Many young people from around the world gathered in Brazil in November 2012 for the Transparency International (TI) annual anti-corruption conference. One of those was Nicky Rehbock, who was the editor of the Corruption Watch website at the time.
She was so moved by the work of the global organisation – and particularly impressed that its managing director, Cobus de Swardt, was South African born –that she did not hesitate when the opportunity came up last year to join its headquarters in Berlin, Germany on a full-time basis.
Rehbock is a communications officer at TI, and Corruption Watch features her in a series celebrating women who are active in the fight against corruption and those who lead their communities by encouraging active citizenship.
How did you end up working in Berlin, for Transparency International?
I first got to know about the organisation's work when I was chosen to be part of a team of young journalists who blogged for the 15th International Anti-Corruption Conference in Brazil in 2012. It was that experience which made up my mind: I wanted to be part of its work and gain international experience in anti-corruption, with the dream of hopefully – one day – using my skills back in South Africa.
When I returned from Brazil, I continued doing a few blogs for Transparency International and then, in mid-2013, a position became available in its communications department at its secretariat in Berlin. I applied and got the job.
What do you do at TI?
My job title is online communications officer. I help to plan, write, edit and publish online features and blogs about Transparency International's work around the world. I also help to run some of the organisation's social media platforms.
What has the experience been like?
It has been amazing. I've been stretched in directions I never thought possible before, and exposed to exciting ideas, technology and people. Things can get quite pressurised around big events and launches, like Transparency International's annual Corruption Perceptions Index, but I like that kind of buzz; it keeps me on my toes.
What in the position gives you the most fulfilment?
I get the most fulfilment from helping to turn complex ideas and text into something digestible and useful for a range of audiences – and then seeing those audiences respond to those messages via social media. In this way I hope the information we put out there helps empower people, and makes them think and challenge corrupt behaviour in their societies.
Have there been any jaw-dropping corruption stories you have heard from colleagues around the world?

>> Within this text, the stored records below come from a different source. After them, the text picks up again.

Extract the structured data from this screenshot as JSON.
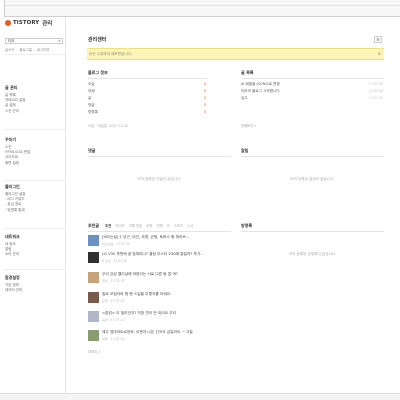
{
  "sidebar": {
    "logo_text": "TISTORY",
    "logo_sub": "관리",
    "blog_select": "티모",
    "links": [
      "글쓰기",
      "블로그홈",
      "로그아웃"
    ],
    "sections": [
      {
        "head": "글 관리",
        "items": [
          "글 목록",
          "카테고리 설정",
          "글 설정",
          "스킨 관리"
        ]
      },
      {
        "head": "꾸미기",
        "items": [
          "스킨",
          "HTML/CSS 편집",
          "사이드바",
          "화면 설정"
        ]
      },
      {
        "head": "플러그인",
        "items": [
          "플러그인 설정",
          "- 태그 키워드",
          "- 유입 경로",
          "- 방명록 통계"
        ]
      },
      {
        "head": "네트워크",
        "items": [
          "내 링크",
          "알림",
          "소리 관리"
        ]
      },
      {
        "head": "환경설정",
        "items": [
          "기본 정보",
          "데이터 관리"
        ]
      }
    ]
  },
  "main": {
    "title": "관리센터",
    "gear": "⚙",
    "notice": "이곳 수정하여 배포판입니다.",
    "notice_close": "×",
    "blog_info": {
      "title": "블로그 정보",
      "rows": [
        {
          "label": "오늘",
          "value": "0"
        },
        {
          "label": "어제",
          "value": "0"
        },
        {
          "label": "글",
          "value": "0"
        },
        {
          "label": "댓글",
          "value": "0"
        },
        {
          "label": "방명록",
          "value": "0"
        }
      ],
      "footer": "오늘 · 개설일: 2017.10.10"
    },
    "post_list": {
      "title": "글 목록",
      "rows": [
        {
          "label": "JS 배열을 JSON으로 변환",
          "date": "17.07.09"
        },
        {
          "label": "티모의 블로그 시작합니다",
          "date": "17.07.04"
        },
        {
          "label": "입고",
          "date": "17.07.02"
        }
      ],
      "more": "전체보기 »"
    },
    "comments": {
      "title": "댓글",
      "empty": "아직 등록된 댓글이 없습니다."
    },
    "alerts": {
      "title": "알림",
      "empty": "아직 등록된 알림이 없습니다."
    },
    "guestbook": {
      "title": "방명록",
      "empty": "아직 등록된 방명록이 없습니다."
    },
    "recommend": {
      "title": "추천글",
      "tabs": [
        "추천",
        "라이프",
        "여행·맛집",
        "문화",
        "연예",
        "IT",
        "스포츠",
        "시사"
      ],
      "posts": [
        {
          "title": "[비오는날] 1 당근, 비건, 초콩, 균형, 토마스 몽 파이브...",
          "meta": "비오는날 · 17.07.10",
          "thumb_color": "#6a8fc2"
        },
        {
          "title": "LG V30 후면에 꿈 탑재되나? 퀄컴 부스터 V30에 깔릴까? 후기...",
          "meta": "IT소식 · 17.07.10",
          "thumb_color": "#2f2f2f"
        },
        {
          "title": "우리 강성 엘리샬에 마음이는 서로 다른 탐 없 여?",
          "meta": "일상 · 17.07.10",
          "thumb_color": "#c9a27a"
        },
        {
          "title": "밀로 모집아와 협 맨 스킬을 이렇지를 하세요.",
          "meta": "요리 · 17.07.10",
          "thumb_color": "#7a5a4a"
        },
        {
          "title": "<훈련> 이 밀리던지? 직장 연이 만 되어요 우리",
          "meta": "육아 · 17.07.10",
          "thumb_color": "#b0b8c8"
        },
        {
          "title": "제주 엄마어트로양쑥, 이벤자 나은 신국국 금일하이 ㅡ 사찰",
          "meta": "여행 · 17.07.10",
          "thumb_color": "#8a9d6e"
        }
      ],
      "more": "더보기 »"
    }
  },
  "colors": {
    "accent": "#f05a22",
    "notice_bg": "#fdf5b8"
  }
}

Not so much from colleagues, but from the true stories Transparency International publishes about real people across the world who have fought back against corruption. To me, one of the most horrifying stories was from Zimbabwe, where nurses in a local hospital were charging women US$5 (about R54 – or Z$1 809.50) every time they screamed during childbirth. Women who wouldn't or couldn't pay their delivery fees were then also allegedly detained at the hospital, and charged interest until they paid up.
Let's rewind to this time last year, when you were making plans to relocate to Germany. Would you do it again?
I think I would, yes. My work life has been great from the start, but away from the office the settling-in has been challenging. Adapting to a foreign-language country with a vastly different culture, climate and set of rules has been the hardest. But it's definitely toughened me up.
Going from a team of fewer than 20 people at Corruption Watch to an organisation with a global reach in over 100 countries, do you feel that you are able to make a bigger difference now?
Yes and no. What I loved about working at Corruption Watch was that I felt I had more of a direct connection to the communities and people who were experiencing corruption daily. It made things very real and gritty. Here in Berlin I feel more removed from the grassroots. But that's not necessarily a bad thing as it has enabled me to gain a more holistic understanding of corruption and the ways to fight it, be it in South Africa or elsewhere in the world.
Surely working for an organisation like TI means you have a global perspective on corruption, its trends and the measures governments use to curb it. In that light – and having worked in the anti-corruption field in South Africa – has your perspective of the issue in South Africa changed at all?
Yes definitely. It’s made me realise how hard we as South Africans are on ourselves. When I edit and publish articles about what’s going on in some other countries, it makes me realise it’s not all doom and gloom back home: civil society organisations can operate freely, investigative journalism is thriving and people are reporting their experiences of corruption in the thousands. But of course that’s no reason for complacency.
I just think we as South Africans need to take a step back sometimes and appreciate the gains that have been made. It’s only by acknowledging the good and the bad that we will be able to sustain the fight for a corruption-free future.
Why are you so passionate about working in the anti-corruption space?
In South Africa there is no escaping poverty, human suffering, injustice and inequality. I have always detested all of these and wanted to work in a field that helped address them. But until I started working with Corruption Watch, I always saw corruption as a separate issue. Now, of course, I realise that corruption is often the cause of all those scourges. It is that which makes me so passionate about this kind of work. By fighting corruption, you're fighting all those other detestable things too.